→ **Work instruction**: Go through the listing below and state how many lines hold the word "Shift", giving only the number.
---------------
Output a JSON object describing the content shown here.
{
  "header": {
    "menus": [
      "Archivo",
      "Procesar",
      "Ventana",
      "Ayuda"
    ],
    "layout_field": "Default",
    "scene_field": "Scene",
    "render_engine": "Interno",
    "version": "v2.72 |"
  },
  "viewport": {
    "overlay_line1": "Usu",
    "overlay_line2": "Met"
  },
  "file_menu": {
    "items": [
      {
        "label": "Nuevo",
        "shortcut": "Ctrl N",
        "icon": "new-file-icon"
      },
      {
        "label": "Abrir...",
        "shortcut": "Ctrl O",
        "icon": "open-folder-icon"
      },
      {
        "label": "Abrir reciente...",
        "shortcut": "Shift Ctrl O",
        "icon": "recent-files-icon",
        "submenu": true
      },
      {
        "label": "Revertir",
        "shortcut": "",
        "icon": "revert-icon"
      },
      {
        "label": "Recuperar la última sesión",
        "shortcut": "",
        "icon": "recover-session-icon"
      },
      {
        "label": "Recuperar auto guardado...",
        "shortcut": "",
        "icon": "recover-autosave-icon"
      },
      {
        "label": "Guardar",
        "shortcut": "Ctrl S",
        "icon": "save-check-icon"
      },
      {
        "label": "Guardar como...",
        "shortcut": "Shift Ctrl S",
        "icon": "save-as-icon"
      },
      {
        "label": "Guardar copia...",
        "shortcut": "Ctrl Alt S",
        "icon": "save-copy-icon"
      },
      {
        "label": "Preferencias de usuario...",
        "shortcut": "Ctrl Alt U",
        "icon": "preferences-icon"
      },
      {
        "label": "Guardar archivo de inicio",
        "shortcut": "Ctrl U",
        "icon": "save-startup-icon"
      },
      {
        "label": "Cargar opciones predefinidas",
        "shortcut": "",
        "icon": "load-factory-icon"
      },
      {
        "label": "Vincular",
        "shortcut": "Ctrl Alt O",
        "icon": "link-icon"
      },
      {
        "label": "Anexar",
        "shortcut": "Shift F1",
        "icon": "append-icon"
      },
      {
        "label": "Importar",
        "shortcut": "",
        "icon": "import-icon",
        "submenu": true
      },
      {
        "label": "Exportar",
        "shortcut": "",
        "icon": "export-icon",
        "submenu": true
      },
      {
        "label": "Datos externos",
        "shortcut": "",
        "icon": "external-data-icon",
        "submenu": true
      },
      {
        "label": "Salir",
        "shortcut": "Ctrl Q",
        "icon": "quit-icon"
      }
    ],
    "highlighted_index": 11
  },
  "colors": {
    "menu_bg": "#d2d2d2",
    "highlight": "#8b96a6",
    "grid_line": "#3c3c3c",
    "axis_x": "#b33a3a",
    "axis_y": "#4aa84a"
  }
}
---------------
→ **Task output**: 3